__HOW TO COMPLETE THIS TASK__.
Reproduce each entry below verbatim.

__THE RECORDS__.

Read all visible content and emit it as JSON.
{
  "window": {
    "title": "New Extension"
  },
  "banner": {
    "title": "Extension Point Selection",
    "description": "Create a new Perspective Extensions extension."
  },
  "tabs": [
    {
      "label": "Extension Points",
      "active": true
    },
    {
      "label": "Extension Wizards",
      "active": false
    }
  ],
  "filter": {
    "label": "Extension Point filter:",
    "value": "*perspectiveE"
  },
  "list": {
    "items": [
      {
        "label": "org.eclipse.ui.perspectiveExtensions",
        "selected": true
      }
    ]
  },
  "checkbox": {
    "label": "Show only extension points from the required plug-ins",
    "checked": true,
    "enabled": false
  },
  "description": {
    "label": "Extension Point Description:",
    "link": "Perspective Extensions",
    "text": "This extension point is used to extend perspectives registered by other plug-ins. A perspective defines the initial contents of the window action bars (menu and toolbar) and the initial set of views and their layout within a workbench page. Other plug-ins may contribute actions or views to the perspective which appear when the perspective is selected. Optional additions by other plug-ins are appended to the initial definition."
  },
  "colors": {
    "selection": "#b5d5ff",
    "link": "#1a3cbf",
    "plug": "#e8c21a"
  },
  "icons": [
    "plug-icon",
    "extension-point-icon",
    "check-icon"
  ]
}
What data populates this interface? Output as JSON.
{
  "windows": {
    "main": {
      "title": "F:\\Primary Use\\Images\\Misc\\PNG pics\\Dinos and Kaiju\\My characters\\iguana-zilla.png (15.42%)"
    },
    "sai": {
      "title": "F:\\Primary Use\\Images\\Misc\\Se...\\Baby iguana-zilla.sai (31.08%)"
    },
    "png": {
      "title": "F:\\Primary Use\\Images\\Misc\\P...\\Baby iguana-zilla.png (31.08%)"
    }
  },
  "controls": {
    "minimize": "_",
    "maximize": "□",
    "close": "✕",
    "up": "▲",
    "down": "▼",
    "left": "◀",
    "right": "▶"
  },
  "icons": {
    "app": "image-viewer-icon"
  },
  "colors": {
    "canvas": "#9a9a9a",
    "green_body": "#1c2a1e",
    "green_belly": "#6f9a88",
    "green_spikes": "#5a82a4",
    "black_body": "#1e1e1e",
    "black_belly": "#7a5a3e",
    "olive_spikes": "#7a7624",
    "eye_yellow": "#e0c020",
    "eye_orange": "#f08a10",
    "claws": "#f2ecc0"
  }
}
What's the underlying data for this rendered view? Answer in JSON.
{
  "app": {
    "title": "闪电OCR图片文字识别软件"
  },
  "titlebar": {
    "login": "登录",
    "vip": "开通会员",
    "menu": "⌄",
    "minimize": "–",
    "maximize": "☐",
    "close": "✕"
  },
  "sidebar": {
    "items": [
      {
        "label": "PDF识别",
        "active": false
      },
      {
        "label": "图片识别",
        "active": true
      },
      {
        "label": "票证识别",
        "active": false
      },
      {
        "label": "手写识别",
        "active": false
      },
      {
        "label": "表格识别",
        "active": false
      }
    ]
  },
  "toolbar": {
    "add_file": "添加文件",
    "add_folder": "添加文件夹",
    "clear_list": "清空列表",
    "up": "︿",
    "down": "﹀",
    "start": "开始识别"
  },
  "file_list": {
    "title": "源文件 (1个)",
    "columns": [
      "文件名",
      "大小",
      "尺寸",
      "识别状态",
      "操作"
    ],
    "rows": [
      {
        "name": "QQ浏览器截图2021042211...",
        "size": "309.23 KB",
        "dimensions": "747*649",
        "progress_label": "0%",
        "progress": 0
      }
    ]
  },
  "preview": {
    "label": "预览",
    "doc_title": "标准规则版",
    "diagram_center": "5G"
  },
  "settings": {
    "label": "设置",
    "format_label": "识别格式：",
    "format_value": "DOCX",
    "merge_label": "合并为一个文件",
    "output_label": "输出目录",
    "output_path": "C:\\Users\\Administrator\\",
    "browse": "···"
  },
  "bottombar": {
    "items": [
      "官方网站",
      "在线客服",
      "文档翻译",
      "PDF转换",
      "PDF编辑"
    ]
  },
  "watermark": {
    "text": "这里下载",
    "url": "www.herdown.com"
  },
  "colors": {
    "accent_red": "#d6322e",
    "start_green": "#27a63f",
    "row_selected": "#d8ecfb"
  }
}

__ANSWER AREA__.
Read all visible content and emit it as JSON.
{
  "window": {
    "title": "New Extension"
  },
  "banner": {
    "title": "Extension Point Selection",
    "description": "Create a new Perspective Extensions extension."
  },
  "tabs": [
    {
      "label": "Extension Points",
      "active": true
    },
    {
      "label": "Extension Wizards",
      "active": false
    }
  ],
  "filter": {
    "label": "Extension Point filter:",
    "value": "*perspectiveE"
  },
  "list": {
    "items": [
      {
        "label": "org.eclipse.ui.perspectiveExtensions",
        "selected": true
      }
    ]
  },
  "checkbox": {
    "label": "Show only extension points from the required plug-ins",
    "checked": true,
    "enabled": false
  },
  "description": {
    "label": "Extension Point Description:",
    "link": "Perspective Extensions",
    "text": "This extension point is used to extend perspectives registered by other plug-ins. A perspective defines the initial contents of the window action bars (menu and toolbar) and the initial set of views and their layout within a workbench page. Other plug-ins may contribute actions or views to the perspective which appear when the perspective is selected. Optional additions by other plug-ins are appended to the initial definition."
  },
  "colors": {
    "selection": "#b5d5ff",
    "link": "#1a3cbf",
    "plug": "#e8c21a"
  },
  "icons": [
    "plug-icon",
    "extension-point-icon",
    "check-icon"
  ]
}
What data populates this interface? Output as JSON.
{
  "windows": {
    "main": {
      "title": "F:\\Primary Use\\Images\\Misc\\PNG pics\\Dinos and Kaiju\\My characters\\iguana-zilla.png (15.42%)"
    },
    "sai": {
      "title": "F:\\Primary Use\\Images\\Misc\\Se...\\Baby iguana-zilla.sai (31.08%)"
    },
    "png": {
      "title": "F:\\Primary Use\\Images\\Misc\\P...\\Baby iguana-zilla.png (31.08%)"
    }
  },
  "controls": {
    "minimize": "_",
    "maximize": "□",
    "close": "✕",
    "up": "▲",
    "down": "▼",
    "left": "◀",
    "right": "▶"
  },
  "icons": {
    "app": "image-viewer-icon"
  },
  "colors": {
    "canvas": "#9a9a9a",
    "green_body": "#1c2a1e",
    "green_belly": "#6f9a88",
    "green_spikes": "#5a82a4",
    "black_body": "#1e1e1e",
    "black_belly": "#7a5a3e",
    "olive_spikes": "#7a7624",
    "eye_yellow": "#e0c020",
    "eye_orange": "#f08a10",
    "claws": "#f2ecc0"
  }
}
What's the underlying data for this rendered view? Answer in JSON.
{
  "app": {
    "title": "闪电OCR图片文字识别软件"
  },
  "titlebar": {
    "login": "登录",
    "vip": "开通会员",
    "menu": "⌄",
    "minimize": "–",
    "maximize": "☐",
    "close": "✕"
  },
  "sidebar": {
    "items": [
      {
        "label": "PDF识别",
        "active": false
      },
      {
        "label": "图片识别",
        "active": true
      },
      {
        "label": "票证识别",
        "active": false
      },
      {
        "label": "手写识别",
        "active": false
      },
      {
        "label": "表格识别",
        "active": false
      }
    ]
  },
  "toolbar": {
    "add_file": "添加文件",
    "add_folder": "添加文件夹",
    "clear_list": "清空列表",
    "up": "︿",
    "down": "﹀",
    "start": "开始识别"
  },
  "file_list": {
    "title": "源文件 (1个)",
    "columns": [
      "文件名",
      "大小",
      "尺寸",
      "识别状态",
      "操作"
    ],
    "rows": [
      {
        "name": "QQ浏览器截图2021042211...",
        "size": "309.23 KB",
        "dimensions": "747*649",
        "progress_label": "0%",
        "progress": 0
      }
    ]
  },
  "preview": {
    "label": "预览",
    "doc_title": "标准规则版",
    "diagram_center": "5G"
  },
  "settings": {
    "label": "设置",
    "format_label": "识别格式：",
    "format_value": "DOCX",
    "merge_label": "合并为一个文件",
    "output_label": "输出目录",
    "output_path": "C:\\Users\\Administrator\\",
    "browse": "···"
  },
  "bottombar": {
    "items": [
      "官方网站",
      "在线客服",
      "文档翻译",
      "PDF转换",
      "PDF编辑"
    ]
  },
  "watermark": {
    "text": "这里下载",
    "url": "www.herdown.com"
  },
  "colors": {
    "accent_red": "#d6322e",
    "start_green": "#27a63f",
    "row_selected": "#d8ecfb"
  }
}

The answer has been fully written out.